Israel believes war won't harm EU relations upgrade
07.01.09 @ 17:42
BRUSSELS - Despite the carnage wrought by Israel on the civilian population of the Gaza Strip, the Jewish state's ambassador to the European Union, Ran Curiel, has said that the conflict should not have any effect on the planned upgrade of relations between Israel and the EU.
"I don't expect any change to the process of upgrading relations," he told a group of journalists in Brussels. "The positions of Israel and the EU are actually converging."
In June last year, the EU-Israel Association Council - the body headed by foreign ministers that conducts the bilateral relations between Israel and EU - announced an upgrade in relations between the two parties.
Accelerated negotiations were subsequently launched on the specific nature of the upgrade in three areas; increased diplomatic co-operation; participation in European plans and agencies; and possible Israeli integration into the European single market.
"We have done this [the assault on Gaza] reluctantly and without a choice," he said. "Our citizens are daily exposed to a sort of game of Russian roulette from the Hamas rockets. I don't know of any country that could allow its citizens to be subjected to such imminent danger without reacting."
"We are not fighting the Palestinian civilians, but Hamas, which is on the EU terror list."
"And remember, the upgrade is not a gift to Israel. Europe may think it is doing a favour to the recipient country, but we don't think so. The upgrade is of mutual interest to both Israel and the EU."
However, the language coming from Brussels on the upgrade is slightly cooler than it was before the 27 December Gaza invasion, which has killed at least 640 Palestinians and injured 2,850, according to the Gaza Ministry of Health.
Gaza invasion 'doesn't help'
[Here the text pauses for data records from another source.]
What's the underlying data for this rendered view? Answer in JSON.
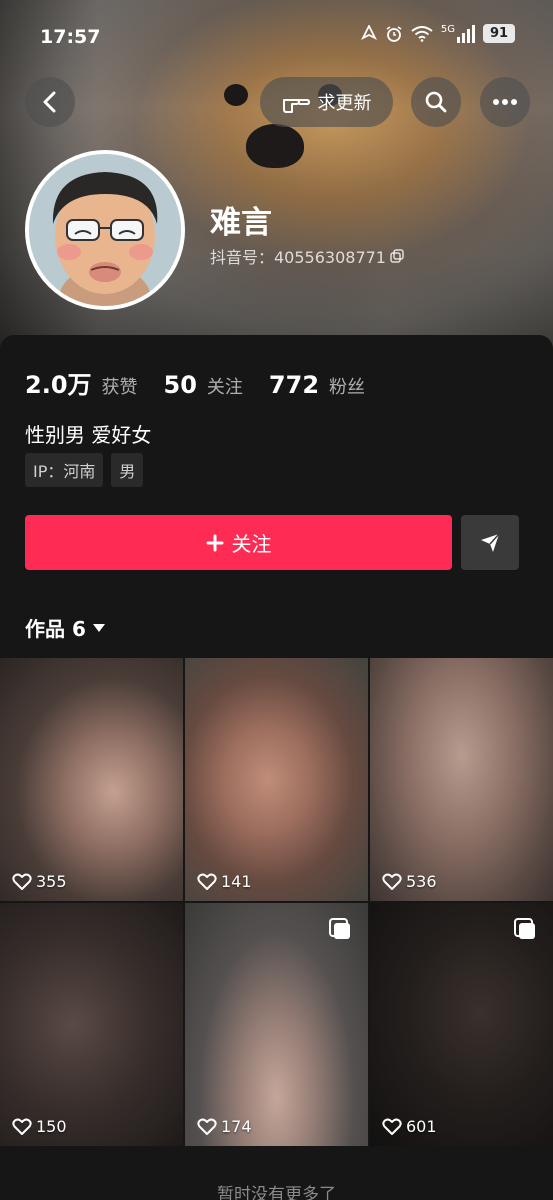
{
  "status_bar": {
    "time": "17:57",
    "signal_label": "5G",
    "battery": "91"
  },
  "header": {
    "update_request_label": "求更新"
  },
  "profile": {
    "name": "难言",
    "douyin_id": "抖音号：40556308771",
    "stats": [
      {
        "value": "2.0万",
        "label": "获赞"
      },
      {
        "value": "50",
        "label": "关注"
      },
      {
        "value": "772",
        "label": "粉丝"
      }
    ],
    "bio": "性别男 爱好女",
    "tags": [
      "IP：河南",
      "男"
    ],
    "follow_label": "关注",
    "works_tab_label": "作品 6"
  },
  "grid": {
    "items": [
      {
        "likes": "355",
        "multi": false
      },
      {
        "likes": "141",
        "multi": false
      },
      {
        "likes": "536",
        "multi": false
      },
      {
        "likes": "150",
        "multi": false
      },
      {
        "likes": "174",
        "multi": true
      },
      {
        "likes": "601",
        "multi": true
      }
    ]
  },
  "footer": {
    "no_more_text": "暂时没有更多了"
  },
  "colors": {
    "follow_button": "#fe2c55",
    "panel_background": "#161616"
  },
  "icons": [
    "back-icon",
    "pointing-hand-icon",
    "search-icon",
    "more-icon",
    "plus-icon",
    "send-icon",
    "heart-icon",
    "multi-image-icon",
    "copy-icon",
    "caret-down-icon"
  ]
}
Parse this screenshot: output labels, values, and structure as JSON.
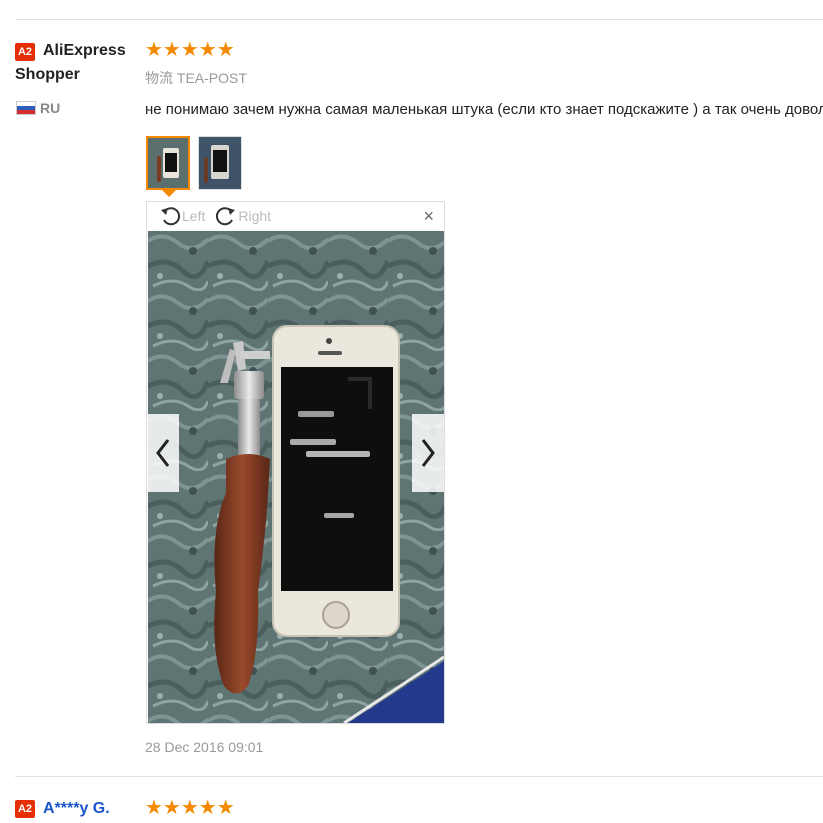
{
  "review1": {
    "badge": "A2",
    "name_line1": "AliExpress",
    "name_line2": "Shopper",
    "country_code": "RU",
    "flag_colors": [
      "#ffffff",
      "#2f5dbd",
      "#d62c2c"
    ],
    "rating": "★★★★★",
    "rating_value": 5,
    "logistics": "物流 TEA-POST",
    "text": "не понимаю зачем нужна самая маленькая штука (если кто знает подскажите ) а так очень доволен",
    "viewer": {
      "rotate_left_label": "Left",
      "rotate_right_label": "Right",
      "close_label": "×"
    },
    "date": "28 Dec 2016 09:01"
  },
  "review2": {
    "badge": "A2",
    "name": "A****y G.",
    "rating": "★★★★★",
    "rating_value": 5
  },
  "colors": {
    "badge": "#e62e04",
    "star": "#f58a00",
    "active_thumb": "#f58a00",
    "buyer_name_link": "#1a56c9"
  }
}
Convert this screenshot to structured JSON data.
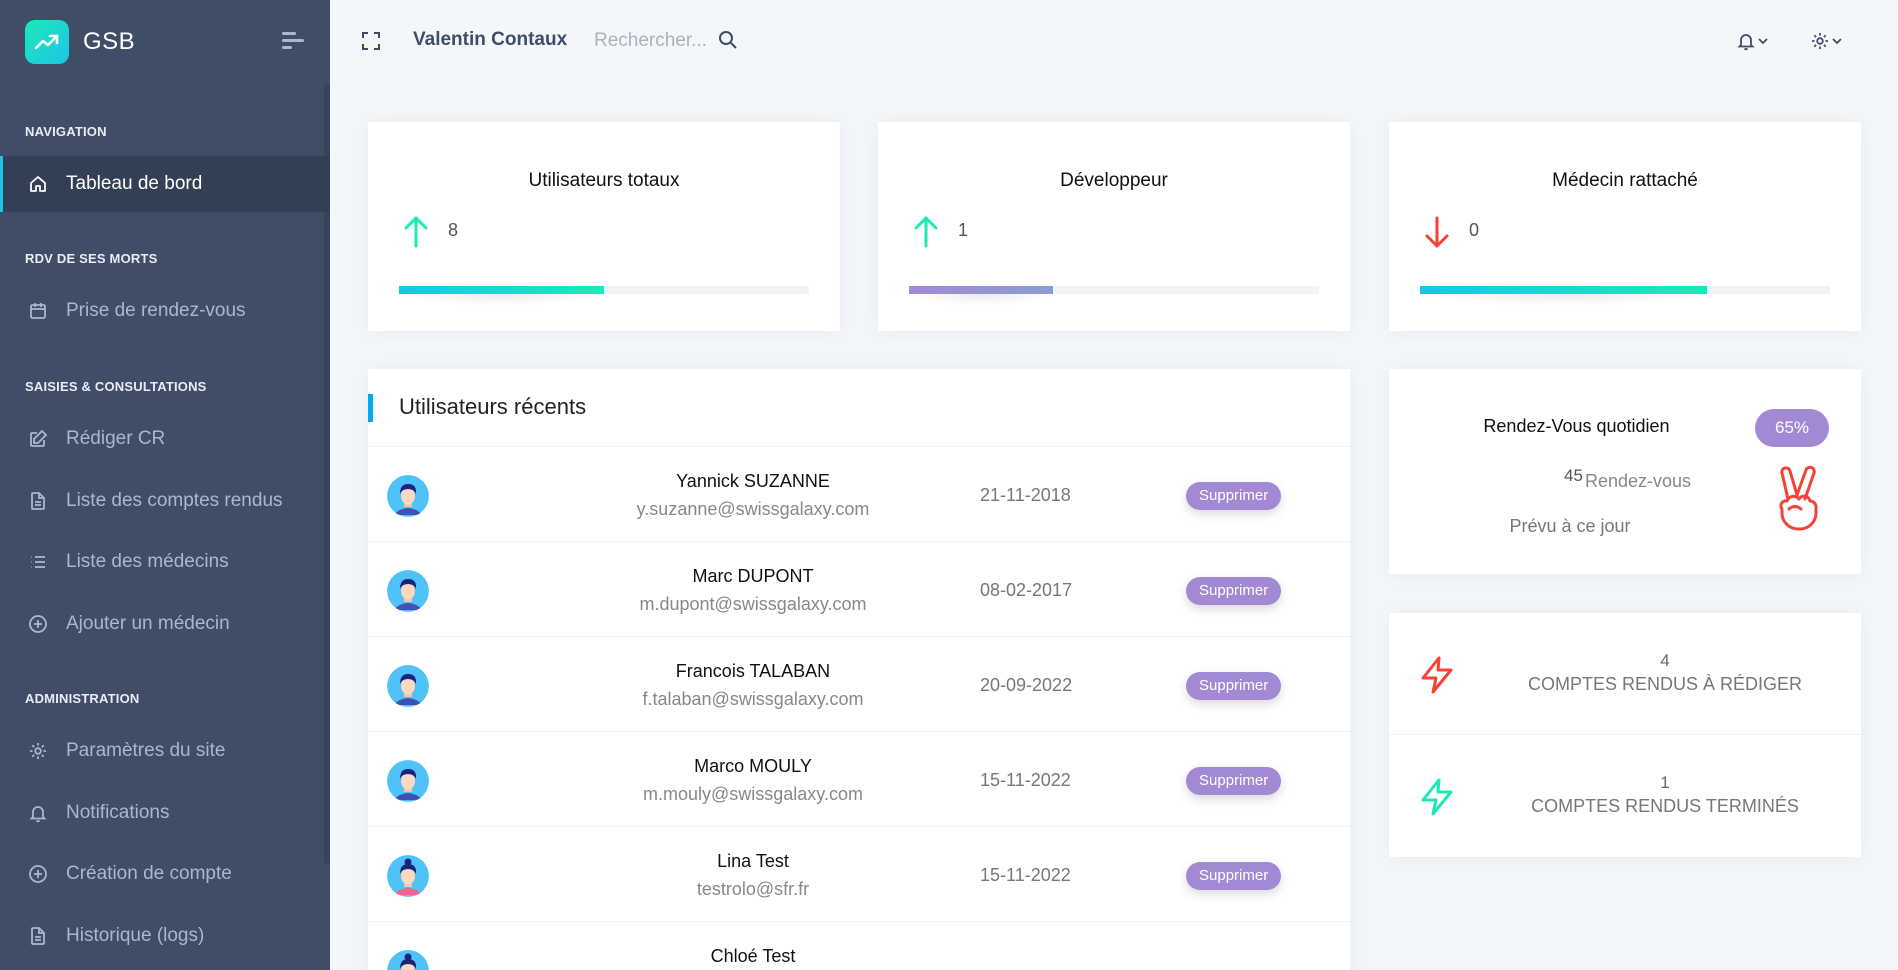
{
  "brand": {
    "name": "GSB"
  },
  "sidebar": {
    "sections": [
      {
        "caption": "NAVIGATION",
        "items": [
          {
            "label": "Tableau de bord",
            "icon": "home-icon",
            "active": true
          }
        ]
      },
      {
        "caption": "RDV DE SES MORTS",
        "items": [
          {
            "label": "Prise de rendez-vous",
            "icon": "calendar-icon"
          }
        ]
      },
      {
        "caption": "SAISIES & CONSULTATIONS",
        "items": [
          {
            "label": "Rédiger CR",
            "icon": "edit-icon"
          },
          {
            "label": "Liste des comptes rendus",
            "icon": "file-icon"
          },
          {
            "label": "Liste des médecins",
            "icon": "list-icon"
          },
          {
            "label": "Ajouter un médecin",
            "icon": "plus-circle-icon"
          }
        ]
      },
      {
        "caption": "ADMINISTRATION",
        "items": [
          {
            "label": "Paramètres du site",
            "icon": "gear-icon"
          },
          {
            "label": "Notifications",
            "icon": "bell-icon"
          },
          {
            "label": "Création de compte",
            "icon": "plus-circle-icon"
          },
          {
            "label": "Historique (logs)",
            "icon": "file-icon"
          }
        ]
      }
    ]
  },
  "header": {
    "user_name": "Valentin Contaux",
    "search_placeholder": "Rechercher..."
  },
  "stats": [
    {
      "title": "Utilisateurs totaux",
      "value": "8",
      "trend": "up",
      "progress": 0.5,
      "color_from": "#1dc4e9",
      "color_to": "#1de9b6"
    },
    {
      "title": "Développeur",
      "value": "1",
      "trend": "up",
      "progress": 0.35,
      "color_from": "#a389d4",
      "color_to": "#899ed4"
    },
    {
      "title": "Médecin rattaché",
      "value": "0",
      "trend": "down",
      "progress": 0.7,
      "color_from": "#1dc4e9",
      "color_to": "#1de9b6"
    }
  ],
  "recent": {
    "title": "Utilisateurs récents",
    "delete_label": "Supprimer",
    "users": [
      {
        "name": "Yannick SUZANNE",
        "email": "y.suzanne@swissgalaxy.com",
        "date": "21-11-2018",
        "gender": "male"
      },
      {
        "name": "Marc DUPONT",
        "email": "m.dupont@swissgalaxy.com",
        "date": "08-02-2017",
        "gender": "male"
      },
      {
        "name": "Francois TALABAN",
        "email": "f.talaban@swissgalaxy.com",
        "date": "20-09-2022",
        "gender": "male"
      },
      {
        "name": "Marco MOULY",
        "email": "m.mouly@swissgalaxy.com",
        "date": "15-11-2022",
        "gender": "male"
      },
      {
        "name": "Lina Test",
        "email": "testrolo@sfr.fr",
        "date": "15-11-2022",
        "gender": "female"
      },
      {
        "name": "Chloé Test",
        "email": "",
        "date": "",
        "gender": "female"
      }
    ]
  },
  "rdv": {
    "title": "Rendez-Vous quotidien",
    "badge": "65%",
    "count": "45",
    "unit": "Rendez-vous",
    "subtitle": "Prévu à ce jour"
  },
  "comptes": [
    {
      "count": "4",
      "label": "COMPTES RENDUS À RÉDIGER",
      "color": "#f44236"
    },
    {
      "count": "1",
      "label": "COMPTES RENDUS TERMINÉS",
      "color": "#1de9b6"
    }
  ]
}
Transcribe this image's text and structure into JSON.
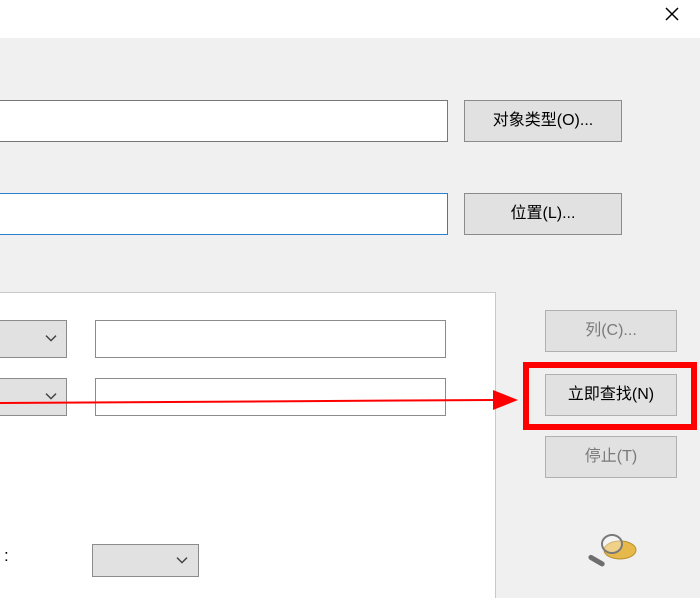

Jan Sliva, a spokesman for the Czech EU presidency, said: "It is too early to say whether the conflict will have an effect on the upgrade of relations [between the EU and Israel], but obviously it doesn't help."
Another EU official also warned that the decision to upgrade relations with the Jewish state was only a "preliminary step" and any movement further in this regard "depends on conditions on the ground."
Nevertheless, Mr Curiel, who was in Israel when the EU peace delegation arrived in Israel on Monday, said that their discussion suggested "a converging agenda" regarding the current conflict.
"I didn't feel differences between us and our EU interlocutors," he said. "A majority of the member states want the upgrade to go ahead."
"Of course, the conception of the EU is that it doesn't like violence anywhere," he continued. "The EU was founded on the renunciation of the use of force to settle disputes, while Israel is still living in a neighbourhood where it has no choice but to do so."
He did say however that where the EU emphasises the need for a cease-fire, Israel emphasises the need for "a cessation of terror."
"We have made it clear to the EU that they should not be calling for an end to violence on both sides."
He added that he had been happy with the language the Czech EU presidency has been using. "[Czech foreign minister] Karel Schwarzenberg has called for a ceasefire, but saying that first the shelling must stop."
Focus must be on Hamas
Israel's requirements for a cease-fire are fourfold: an end to the shelling, a halt to the smuggling of weapons via Egypt, the prevention of Hamas re-arming and, fundamentally, the ambassador insisted, "There must be no increased legitimacy for Hamas."
He said it was too early to speak of a role for the international community in the dispute, but that in terms of bring weapons smuggling to an end, "this is mainly an Egyptian responsibility, but they may need assistance and equipment and there, Europe can come in."
"For this, we have no problem approaching Europe now. This is something that was not the case five or six years ago."
"There was too much mistrust historically - Europe's history, both its shadows and its light, and too much criticism," he said. "It was a very shallow interchange. For our part, Israel was also content to just say ‘those old anti-semites'. It was very black and white, but now we've introduced a lot of grey to the relationship."
The key was a change in Europe's attitude to Israel, the ambassador believes, after the attacks of 11 September in the United States and a greater understanding of terrorism in the world.
Israel is now looking to considerably closer ties to Europe. "We were a strong supporter of the Barcelona Process [established to tighten relations between the EU and the Maghreb and Mashriq regions] from the start and now the Union for the Mediterranean."
Joining the EU
In the distant future, even joining the EU may be an option. "I don't think it should be excluded as a vision, but it's not in the cards yet due to Israel's special situation."
In 2007, Avigdor Lieberman, Israel's then minister of strategic affairs, suggested Israel should apply for membership of the 27-state bloc within five years.
At the same time, neither EU nor Israeli leaders have seriously considered the option, but according to a February 2007 poll by the Konrad Adenauer Foundation, a German centre-right think-tank, 75 percent of Israeli citizens believe their country should become a member.
The ambassador did acknowledge however that there is opposition to the upgrade amongst MEPs.
"There is some resistance in the parliament - some, but I would not say a lot. Some voices are negative; some positive."
He later visited the parliament to speak to both supporters of Israel's actions and opponents "because it is not our supporters that we need to convince."
An EU-Israel summit is scheduled in the first half of this year under the Czech presidency.